In lieu of an abstract, here is a brief excerpt of the content:

  • Response 2: “Pessimism of the Intellect, Optimism of the Will”
  • Antonis Balasopoulos

Let me begin with a few words on my title, which was chosen as reflecting the nature of the orientation of my work in the field of utopian studies and therefore also of my orientation toward the theme of this roundtable. As Francesca Antonini puts it in a recent essay, the phrase, which became associated with the work of Antonio Gramsci though it originates in Romain Rolland, describes “the (seemingly contradictory) coexistence of a realistic description of the status quo, on the one hand, and a genuine commitment to the possibility of transforming reality, on the other.”1

Anyone who has read Thomas More’s Utopia knows that Rolland’s and Gramsci’s formula very much describes that book’s bifurcation between a voice of relentless critique of what exists in Europe—and particularly in England—in More’s time (in Book 1) and a voice preoccupied with the description of an alternative, and arguably better, world (in Book 2). This bifurcation, it is equally well known, is part of the genetic material More’s book bequeathed to its successors, so that one calls a “utopia” a (mostly, though not always) literary text, where the “realistic description of the status quo” coexists with a vision arising out of a “commitment to the possibility of transforming reality”—admittedly in different admixtures and proportions of [End Page 544] the critical or negative and the anticipatory, projective or prefigurative elements. Though Ernst Bloch’s distinction between “cold” and warm” streams within Marxism is not identical to this first binary, it is certainly related to it, so that the “cold” stream is one that privileges the rational and analytical element (usually, I would propose, in relation to the part of the Marxist tradition we know as “critique of political economy”), while the “warm stream” is one that rather foregrounds that which relates to affect, to desire, hope, or fidelity to the transformative project (these are frequently correlated to those elements of Marxism that correspond to its also being a political and philosophically imbued creed).2 What follows here, then, explores the implications of the dialectical interplay between these two sets of oppositions—and hopefully justifies such insistence on dialectic itself.3
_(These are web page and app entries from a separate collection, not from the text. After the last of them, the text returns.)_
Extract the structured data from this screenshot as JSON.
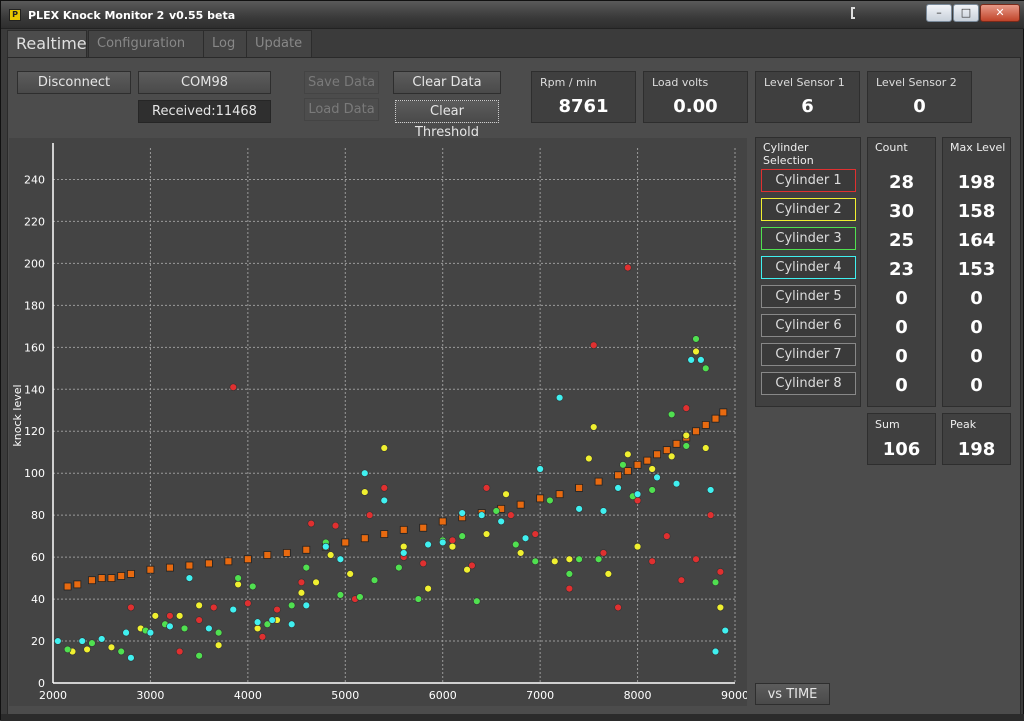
{
  "window": {
    "title": "PLEX Knock Monitor 2",
    "version": "v0.55 beta",
    "min_label": "–",
    "max_label": "□",
    "close_label": "✕"
  },
  "tabs": [
    {
      "label": "Realtime"
    },
    {
      "label": "Configuration"
    },
    {
      "label": "Log"
    },
    {
      "label": "Update"
    }
  ],
  "controls": {
    "disconnect": "Disconnect",
    "port": "COM98",
    "received": "Received:11468",
    "save_data": "Save Data",
    "load_data": "Load Data",
    "clear_data": "Clear Data",
    "clear_threshold": "Clear Threshold",
    "vs_time": "vs TIME"
  },
  "stats": [
    {
      "label": "Rpm / min",
      "value": "8761"
    },
    {
      "label": "Load volts",
      "value": "0.00"
    },
    {
      "label": "Level Sensor 1",
      "value": "6"
    },
    {
      "label": "Level Sensor 2",
      "value": "0"
    }
  ],
  "cylinders": {
    "title": "Cylinder Selection",
    "count_title": "Count",
    "max_title": "Max Level",
    "items": [
      {
        "label": "Cylinder 1",
        "color": "#e03030",
        "count": "28",
        "max": "198"
      },
      {
        "label": "Cylinder 2",
        "color": "#f0f030",
        "count": "30",
        "max": "158"
      },
      {
        "label": "Cylinder 3",
        "color": "#50e050",
        "count": "25",
        "max": "164"
      },
      {
        "label": "Cylinder 4",
        "color": "#40f0f0",
        "count": "23",
        "max": "153"
      },
      {
        "label": "Cylinder 5",
        "color": "#888888",
        "count": "0",
        "max": "0"
      },
      {
        "label": "Cylinder 6",
        "color": "#888888",
        "count": "0",
        "max": "0"
      },
      {
        "label": "Cylinder 7",
        "color": "#888888",
        "count": "0",
        "max": "0"
      },
      {
        "label": "Cylinder 8",
        "color": "#888888",
        "count": "0",
        "max": "0"
      }
    ]
  },
  "summary": {
    "sum_label": "Sum",
    "sum_value": "106",
    "peak_label": "Peak",
    "peak_value": "198"
  },
  "chart_data": {
    "type": "scatter",
    "ylabel": "knock level",
    "xlim": [
      2000,
      9000
    ],
    "ylim": [
      0,
      255
    ],
    "x_ticks": [
      2000,
      3000,
      4000,
      5000,
      6000,
      7000,
      8000,
      9000
    ],
    "y_ticks": [
      0,
      20,
      40,
      60,
      80,
      100,
      120,
      140,
      160,
      180,
      200,
      220,
      240
    ],
    "grid": true,
    "threshold": {
      "name": "threshold",
      "color": "#e86a10",
      "points": [
        [
          2150,
          46
        ],
        [
          2250,
          47
        ],
        [
          2400,
          49
        ],
        [
          2500,
          50
        ],
        [
          2600,
          50
        ],
        [
          2700,
          51
        ],
        [
          2800,
          52
        ],
        [
          3000,
          54
        ],
        [
          3200,
          55
        ],
        [
          3400,
          56
        ],
        [
          3600,
          57
        ],
        [
          3800,
          58
        ],
        [
          4000,
          59
        ],
        [
          4200,
          61
        ],
        [
          4400,
          62
        ],
        [
          4600,
          63.5
        ],
        [
          4800,
          65
        ],
        [
          5000,
          67
        ],
        [
          5200,
          69
        ],
        [
          5400,
          71
        ],
        [
          5600,
          73
        ],
        [
          5800,
          74
        ],
        [
          6000,
          77
        ],
        [
          6200,
          79
        ],
        [
          6400,
          81
        ],
        [
          6600,
          83
        ],
        [
          6800,
          85
        ],
        [
          7000,
          88
        ],
        [
          7200,
          90
        ],
        [
          7400,
          93
        ],
        [
          7600,
          96
        ],
        [
          7800,
          99
        ],
        [
          7900,
          101
        ],
        [
          8000,
          104
        ],
        [
          8100,
          106
        ],
        [
          8200,
          109
        ],
        [
          8300,
          111
        ],
        [
          8400,
          114
        ],
        [
          8500,
          117
        ],
        [
          8600,
          120
        ],
        [
          8700,
          123
        ],
        [
          8800,
          126
        ],
        [
          8880,
          129
        ]
      ]
    },
    "series": [
      {
        "name": "Cylinder 1",
        "color": "#e03030",
        "points": [
          [
            2800,
            36
          ],
          [
            3200,
            32
          ],
          [
            3300,
            15
          ],
          [
            3500,
            30
          ],
          [
            3650,
            36
          ],
          [
            3850,
            141
          ],
          [
            4000,
            38
          ],
          [
            4150,
            22
          ],
          [
            4300,
            35
          ],
          [
            4550,
            48
          ],
          [
            4650,
            76
          ],
          [
            4900,
            75
          ],
          [
            5100,
            40
          ],
          [
            5250,
            80
          ],
          [
            5400,
            93
          ],
          [
            5600,
            60
          ],
          [
            5800,
            57
          ],
          [
            6100,
            68
          ],
          [
            6300,
            56
          ],
          [
            6450,
            93
          ],
          [
            6700,
            80
          ],
          [
            6950,
            71
          ],
          [
            7300,
            45
          ],
          [
            7550,
            161
          ],
          [
            7650,
            62
          ],
          [
            7800,
            36
          ],
          [
            7900,
            198
          ],
          [
            8000,
            87
          ],
          [
            8150,
            58
          ],
          [
            8300,
            70
          ],
          [
            8450,
            49
          ],
          [
            8500,
            131
          ],
          [
            8600,
            59
          ],
          [
            8750,
            80
          ],
          [
            8850,
            53
          ]
        ]
      },
      {
        "name": "Cylinder 2",
        "color": "#f0f030",
        "points": [
          [
            2200,
            15
          ],
          [
            2350,
            16
          ],
          [
            2600,
            17
          ],
          [
            2900,
            26
          ],
          [
            3050,
            32
          ],
          [
            3300,
            32
          ],
          [
            3500,
            37
          ],
          [
            3700,
            18
          ],
          [
            3900,
            47
          ],
          [
            4100,
            26
          ],
          [
            4300,
            30
          ],
          [
            4550,
            43
          ],
          [
            4700,
            48
          ],
          [
            4850,
            61
          ],
          [
            5050,
            52
          ],
          [
            5200,
            91
          ],
          [
            5400,
            112
          ],
          [
            5600,
            65
          ],
          [
            5850,
            45
          ],
          [
            6100,
            65
          ],
          [
            6250,
            54
          ],
          [
            6450,
            71
          ],
          [
            6650,
            90
          ],
          [
            6800,
            62
          ],
          [
            7000,
            102
          ],
          [
            7150,
            58
          ],
          [
            7300,
            59
          ],
          [
            7500,
            107
          ],
          [
            7550,
            122
          ],
          [
            7700,
            52
          ],
          [
            7900,
            109
          ],
          [
            8000,
            65
          ],
          [
            8150,
            102
          ],
          [
            8350,
            108
          ],
          [
            8500,
            118
          ],
          [
            8600,
            158
          ],
          [
            8700,
            112
          ],
          [
            8850,
            36
          ]
        ]
      },
      {
        "name": "Cylinder 3",
        "color": "#50e050",
        "points": [
          [
            2150,
            16
          ],
          [
            2400,
            19
          ],
          [
            2700,
            15
          ],
          [
            2950,
            25
          ],
          [
            3150,
            28
          ],
          [
            3350,
            26
          ],
          [
            3500,
            13
          ],
          [
            3700,
            24
          ],
          [
            3900,
            50
          ],
          [
            4050,
            46
          ],
          [
            4200,
            28
          ],
          [
            4450,
            37
          ],
          [
            4600,
            55
          ],
          [
            4800,
            67
          ],
          [
            4950,
            42
          ],
          [
            5150,
            41
          ],
          [
            5300,
            49
          ],
          [
            5550,
            55
          ],
          [
            5750,
            40
          ],
          [
            6000,
            68
          ],
          [
            6200,
            70
          ],
          [
            6350,
            39
          ],
          [
            6550,
            82
          ],
          [
            6750,
            66
          ],
          [
            6950,
            58
          ],
          [
            7100,
            87
          ],
          [
            7300,
            52
          ],
          [
            7400,
            59
          ],
          [
            7600,
            59
          ],
          [
            7850,
            104
          ],
          [
            7950,
            89
          ],
          [
            8150,
            92
          ],
          [
            8350,
            128
          ],
          [
            8500,
            113
          ],
          [
            8600,
            164
          ],
          [
            8700,
            150
          ],
          [
            8800,
            48
          ]
        ]
      },
      {
        "name": "Cylinder 4",
        "color": "#40f0f0",
        "points": [
          [
            2050,
            20
          ],
          [
            2300,
            20
          ],
          [
            2500,
            21
          ],
          [
            2750,
            24
          ],
          [
            2800,
            12
          ],
          [
            3000,
            24
          ],
          [
            3200,
            27
          ],
          [
            3400,
            50
          ],
          [
            3600,
            26
          ],
          [
            3850,
            35
          ],
          [
            4100,
            29
          ],
          [
            4250,
            30
          ],
          [
            4450,
            28
          ],
          [
            4600,
            37
          ],
          [
            4800,
            65
          ],
          [
            4950,
            59
          ],
          [
            5200,
            100
          ],
          [
            5400,
            87
          ],
          [
            5600,
            62
          ],
          [
            5850,
            66
          ],
          [
            6000,
            67
          ],
          [
            6200,
            81
          ],
          [
            6400,
            80
          ],
          [
            6600,
            77
          ],
          [
            6850,
            69
          ],
          [
            7000,
            102
          ],
          [
            7200,
            136
          ],
          [
            7400,
            83
          ],
          [
            7650,
            82
          ],
          [
            7800,
            93
          ],
          [
            8000,
            90
          ],
          [
            8200,
            98
          ],
          [
            8400,
            95
          ],
          [
            8550,
            154
          ],
          [
            8650,
            154
          ],
          [
            8750,
            92
          ],
          [
            8800,
            15
          ],
          [
            8900,
            25
          ]
        ]
      }
    ]
  }
}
To the extent that I can see, the basic themes and areas of concentration in my colleagues’ essays involve decolonizing utopian studies as a project; addressing, in that connection, the heterogeneity of utopianisms that emerge out of a number of marginalized subjectivities; the provenance of the questions of ecology, sustainability, animal life for the present and future of utopian studies (and to some degree, for utopianism’s past); and finally, the question of utopian forms of social activism and therefore also the search for spaces beyond the walls of academic insularity. These are important and largely interconnected questions, but I am afraid I will only have the space to touch on them briefly and sketchily here.

In her cogent and multifaceted intervention, Caroline Edwards begins her reflections on the task of decolonizing utopian studies by noting the high investment of fin-de-siècle utopian fiction in notions of industrial progress, noting that such notions have involved “lasting damage” for “Black writers, artists, and thinkers.” Within this framework, she evokes Joseph R. Winters’s argument that “modern notions of progress and freedom are inherently flawed,” since they are founded on the oppressive traditions of capitalism and colonialism. In turn, this leads to an argument against the teleological futurism of most nineteenth-century utopias and in support of the deconstruction of “the idea of historical progress unfolding in Hegelian dialectical stages.” What is to replace this is a hauntological (after Derrida) conception of the relation between the present and the past, for which “the present is always a site of potential breaks and ruptures that can signify both dislocation and pain as well as novelty and possibility.” In a similar vein, Heather Alberro questions the teleological futurism of an earlier tradition of utopia, evoking Laurence Davis’s observation on the importance of [End Page 545] “neglected or suppressed possibilities for qualitatively better forms of life” within the “Now.” The desideratum is, again...